:: TASK TO CARRY OUT ::
Across the entries below, count the lines in which the word "Colony" occurs. Reply with the count alone.
···
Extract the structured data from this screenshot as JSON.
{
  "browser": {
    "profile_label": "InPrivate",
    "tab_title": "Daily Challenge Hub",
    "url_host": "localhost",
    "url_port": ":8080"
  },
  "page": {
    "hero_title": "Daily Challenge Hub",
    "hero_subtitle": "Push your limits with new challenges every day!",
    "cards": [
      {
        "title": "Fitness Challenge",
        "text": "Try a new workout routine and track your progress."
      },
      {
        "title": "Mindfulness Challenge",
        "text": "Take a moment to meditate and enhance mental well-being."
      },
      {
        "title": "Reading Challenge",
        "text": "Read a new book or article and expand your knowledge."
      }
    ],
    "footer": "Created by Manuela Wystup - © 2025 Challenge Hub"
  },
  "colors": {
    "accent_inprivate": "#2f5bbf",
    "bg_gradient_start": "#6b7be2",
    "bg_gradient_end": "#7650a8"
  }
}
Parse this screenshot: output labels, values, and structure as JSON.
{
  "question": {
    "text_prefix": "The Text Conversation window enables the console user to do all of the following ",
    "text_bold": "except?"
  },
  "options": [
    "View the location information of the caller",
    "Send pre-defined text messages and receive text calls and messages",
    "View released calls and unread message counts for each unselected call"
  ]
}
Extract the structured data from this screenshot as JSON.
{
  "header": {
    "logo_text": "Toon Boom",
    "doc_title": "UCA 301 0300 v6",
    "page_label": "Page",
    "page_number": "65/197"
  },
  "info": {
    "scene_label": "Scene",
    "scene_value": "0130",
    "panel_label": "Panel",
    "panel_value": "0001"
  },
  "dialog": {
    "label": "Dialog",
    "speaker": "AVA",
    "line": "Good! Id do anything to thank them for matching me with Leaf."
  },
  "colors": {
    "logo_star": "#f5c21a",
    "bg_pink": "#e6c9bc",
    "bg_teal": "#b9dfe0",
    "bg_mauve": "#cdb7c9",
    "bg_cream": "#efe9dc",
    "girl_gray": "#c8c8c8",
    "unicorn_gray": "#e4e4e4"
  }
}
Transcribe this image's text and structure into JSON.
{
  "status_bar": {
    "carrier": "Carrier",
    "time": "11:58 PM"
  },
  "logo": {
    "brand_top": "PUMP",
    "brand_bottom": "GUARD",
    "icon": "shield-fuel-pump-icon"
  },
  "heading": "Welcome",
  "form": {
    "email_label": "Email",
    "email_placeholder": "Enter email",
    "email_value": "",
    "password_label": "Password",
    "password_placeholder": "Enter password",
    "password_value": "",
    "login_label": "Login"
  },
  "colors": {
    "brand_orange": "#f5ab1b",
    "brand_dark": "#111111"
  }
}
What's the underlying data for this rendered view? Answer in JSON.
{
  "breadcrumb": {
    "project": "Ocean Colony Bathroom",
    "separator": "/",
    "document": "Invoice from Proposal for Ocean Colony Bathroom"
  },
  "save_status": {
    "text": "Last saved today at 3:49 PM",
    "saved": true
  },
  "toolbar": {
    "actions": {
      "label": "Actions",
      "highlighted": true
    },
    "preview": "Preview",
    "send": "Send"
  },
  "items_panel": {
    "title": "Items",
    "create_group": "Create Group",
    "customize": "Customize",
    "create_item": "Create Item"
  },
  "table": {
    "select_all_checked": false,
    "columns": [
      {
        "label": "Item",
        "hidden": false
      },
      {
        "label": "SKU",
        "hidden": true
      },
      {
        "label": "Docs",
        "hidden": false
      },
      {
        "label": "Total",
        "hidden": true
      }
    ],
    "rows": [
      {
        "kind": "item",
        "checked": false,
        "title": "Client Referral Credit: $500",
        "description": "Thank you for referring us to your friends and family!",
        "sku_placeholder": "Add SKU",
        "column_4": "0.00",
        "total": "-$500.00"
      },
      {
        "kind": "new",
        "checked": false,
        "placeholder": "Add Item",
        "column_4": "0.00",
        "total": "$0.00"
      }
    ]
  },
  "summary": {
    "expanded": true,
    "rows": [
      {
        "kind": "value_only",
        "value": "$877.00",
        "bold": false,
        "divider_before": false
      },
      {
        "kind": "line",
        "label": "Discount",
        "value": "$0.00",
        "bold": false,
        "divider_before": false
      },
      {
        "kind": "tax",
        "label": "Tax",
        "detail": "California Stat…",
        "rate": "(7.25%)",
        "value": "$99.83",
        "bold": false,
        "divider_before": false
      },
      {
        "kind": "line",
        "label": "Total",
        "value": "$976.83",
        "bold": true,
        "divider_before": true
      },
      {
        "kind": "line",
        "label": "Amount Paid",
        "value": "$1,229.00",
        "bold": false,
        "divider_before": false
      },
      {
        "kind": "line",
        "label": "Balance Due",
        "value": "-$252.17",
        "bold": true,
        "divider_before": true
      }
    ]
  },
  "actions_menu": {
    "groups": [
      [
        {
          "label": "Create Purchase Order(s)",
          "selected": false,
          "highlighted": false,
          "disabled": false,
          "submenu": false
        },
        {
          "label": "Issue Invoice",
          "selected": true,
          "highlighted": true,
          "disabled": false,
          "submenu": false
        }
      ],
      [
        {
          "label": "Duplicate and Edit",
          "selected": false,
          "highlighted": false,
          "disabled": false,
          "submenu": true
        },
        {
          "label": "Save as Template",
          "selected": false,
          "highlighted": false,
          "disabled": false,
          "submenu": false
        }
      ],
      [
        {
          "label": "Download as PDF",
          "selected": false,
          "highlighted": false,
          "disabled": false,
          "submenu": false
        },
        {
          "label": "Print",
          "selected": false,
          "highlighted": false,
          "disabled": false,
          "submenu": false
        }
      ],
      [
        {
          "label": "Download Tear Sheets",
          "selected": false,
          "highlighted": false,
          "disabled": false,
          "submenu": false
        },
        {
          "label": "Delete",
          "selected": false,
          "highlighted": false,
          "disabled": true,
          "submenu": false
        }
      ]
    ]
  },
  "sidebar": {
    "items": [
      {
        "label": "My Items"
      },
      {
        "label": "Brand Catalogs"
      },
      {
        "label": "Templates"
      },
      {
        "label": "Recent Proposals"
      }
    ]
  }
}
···
:: SOLUTION TO THIS TASK ::
2